WHAT TO DO
Copy, from the material below, every line in which the word "tickerVolumes" can be found.

INFORMATION GIVEN
※

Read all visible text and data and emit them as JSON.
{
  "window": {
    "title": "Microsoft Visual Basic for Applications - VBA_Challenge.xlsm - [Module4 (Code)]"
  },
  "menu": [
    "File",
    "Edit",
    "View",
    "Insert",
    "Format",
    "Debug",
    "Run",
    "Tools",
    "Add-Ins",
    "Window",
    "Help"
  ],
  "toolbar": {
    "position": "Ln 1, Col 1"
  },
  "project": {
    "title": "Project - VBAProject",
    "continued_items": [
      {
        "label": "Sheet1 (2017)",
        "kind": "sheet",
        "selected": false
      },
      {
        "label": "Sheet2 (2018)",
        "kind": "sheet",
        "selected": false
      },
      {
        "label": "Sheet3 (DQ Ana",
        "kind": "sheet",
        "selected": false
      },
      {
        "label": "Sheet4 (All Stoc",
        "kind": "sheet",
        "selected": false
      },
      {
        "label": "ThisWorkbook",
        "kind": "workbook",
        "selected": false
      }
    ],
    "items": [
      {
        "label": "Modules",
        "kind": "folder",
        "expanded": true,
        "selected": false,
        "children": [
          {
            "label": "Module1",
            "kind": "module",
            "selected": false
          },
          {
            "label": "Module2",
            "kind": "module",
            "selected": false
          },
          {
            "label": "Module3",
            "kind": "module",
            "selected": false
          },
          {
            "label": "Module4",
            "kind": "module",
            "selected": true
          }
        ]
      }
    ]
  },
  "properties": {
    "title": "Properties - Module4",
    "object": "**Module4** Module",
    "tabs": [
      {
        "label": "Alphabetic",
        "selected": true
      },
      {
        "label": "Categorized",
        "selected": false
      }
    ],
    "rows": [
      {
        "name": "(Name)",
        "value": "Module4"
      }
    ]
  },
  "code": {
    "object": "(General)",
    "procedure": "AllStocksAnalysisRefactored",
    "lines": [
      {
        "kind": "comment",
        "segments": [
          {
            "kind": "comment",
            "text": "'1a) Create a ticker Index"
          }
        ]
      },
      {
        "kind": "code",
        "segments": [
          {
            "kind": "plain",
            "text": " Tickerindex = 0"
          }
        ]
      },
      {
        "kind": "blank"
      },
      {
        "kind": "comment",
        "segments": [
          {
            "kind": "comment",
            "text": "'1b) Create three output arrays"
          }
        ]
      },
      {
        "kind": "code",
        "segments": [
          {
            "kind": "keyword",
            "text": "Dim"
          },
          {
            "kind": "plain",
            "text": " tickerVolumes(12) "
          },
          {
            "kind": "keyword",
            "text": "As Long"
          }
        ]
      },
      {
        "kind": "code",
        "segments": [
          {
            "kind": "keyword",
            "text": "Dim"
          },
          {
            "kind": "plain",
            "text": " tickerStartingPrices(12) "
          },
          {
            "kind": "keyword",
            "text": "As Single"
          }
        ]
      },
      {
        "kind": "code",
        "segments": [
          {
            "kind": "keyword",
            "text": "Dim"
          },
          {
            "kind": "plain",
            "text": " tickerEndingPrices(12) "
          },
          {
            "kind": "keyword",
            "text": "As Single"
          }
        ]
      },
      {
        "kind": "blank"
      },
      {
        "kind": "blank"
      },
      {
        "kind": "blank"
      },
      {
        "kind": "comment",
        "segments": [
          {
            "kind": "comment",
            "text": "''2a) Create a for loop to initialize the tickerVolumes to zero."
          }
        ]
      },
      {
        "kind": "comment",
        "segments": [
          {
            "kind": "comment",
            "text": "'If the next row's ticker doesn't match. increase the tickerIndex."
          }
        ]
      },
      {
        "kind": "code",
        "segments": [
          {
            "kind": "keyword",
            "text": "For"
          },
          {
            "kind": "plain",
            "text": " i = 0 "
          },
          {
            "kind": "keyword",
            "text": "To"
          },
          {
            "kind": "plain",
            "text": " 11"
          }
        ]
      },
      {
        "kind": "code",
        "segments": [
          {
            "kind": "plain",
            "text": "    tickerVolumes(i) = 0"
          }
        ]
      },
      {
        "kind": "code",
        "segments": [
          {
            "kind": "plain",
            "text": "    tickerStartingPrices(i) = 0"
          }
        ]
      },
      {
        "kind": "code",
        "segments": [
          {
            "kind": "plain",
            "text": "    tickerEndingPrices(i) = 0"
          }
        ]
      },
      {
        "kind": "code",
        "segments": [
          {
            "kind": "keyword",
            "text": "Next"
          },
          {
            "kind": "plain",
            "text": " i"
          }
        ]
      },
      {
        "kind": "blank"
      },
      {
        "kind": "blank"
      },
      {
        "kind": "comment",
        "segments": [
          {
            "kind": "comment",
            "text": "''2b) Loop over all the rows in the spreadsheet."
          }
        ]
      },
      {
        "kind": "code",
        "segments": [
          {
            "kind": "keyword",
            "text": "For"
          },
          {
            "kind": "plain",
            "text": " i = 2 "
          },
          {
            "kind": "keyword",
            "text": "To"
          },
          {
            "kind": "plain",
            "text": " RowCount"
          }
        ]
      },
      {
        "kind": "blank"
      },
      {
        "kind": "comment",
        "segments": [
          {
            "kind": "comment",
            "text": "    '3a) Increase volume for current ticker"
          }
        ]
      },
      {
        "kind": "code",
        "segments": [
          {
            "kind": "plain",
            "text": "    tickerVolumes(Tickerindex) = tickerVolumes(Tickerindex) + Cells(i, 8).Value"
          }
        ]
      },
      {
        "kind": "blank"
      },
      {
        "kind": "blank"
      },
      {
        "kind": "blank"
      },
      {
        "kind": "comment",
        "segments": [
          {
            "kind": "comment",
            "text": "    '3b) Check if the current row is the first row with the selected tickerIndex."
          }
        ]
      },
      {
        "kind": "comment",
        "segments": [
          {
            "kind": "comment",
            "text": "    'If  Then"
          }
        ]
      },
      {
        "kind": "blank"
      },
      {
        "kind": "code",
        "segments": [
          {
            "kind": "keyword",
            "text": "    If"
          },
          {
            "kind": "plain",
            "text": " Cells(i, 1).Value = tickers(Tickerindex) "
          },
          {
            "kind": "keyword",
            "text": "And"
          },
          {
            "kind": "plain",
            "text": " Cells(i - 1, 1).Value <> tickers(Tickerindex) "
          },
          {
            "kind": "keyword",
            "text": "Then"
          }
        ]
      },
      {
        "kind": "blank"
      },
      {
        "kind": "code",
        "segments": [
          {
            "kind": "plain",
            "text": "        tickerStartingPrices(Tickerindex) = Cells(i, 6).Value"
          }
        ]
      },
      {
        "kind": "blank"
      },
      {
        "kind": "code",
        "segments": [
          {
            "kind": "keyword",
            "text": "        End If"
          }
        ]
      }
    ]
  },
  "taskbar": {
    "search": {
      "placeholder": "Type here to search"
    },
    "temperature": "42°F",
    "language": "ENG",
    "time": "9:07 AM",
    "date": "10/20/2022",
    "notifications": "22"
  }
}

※

PROBLEM SOLUTION
            "text": " tickerVolumes(12) "
            "text": "''2a) Create a for loop to initialize the tickerVolumes to zero."
            "text": "    tickerVolumes(i) = 0"
            "text": "    tickerVolumes(Tickerindex) = tickerVolumes(Tickerindex) + Cells(i, 8).Value"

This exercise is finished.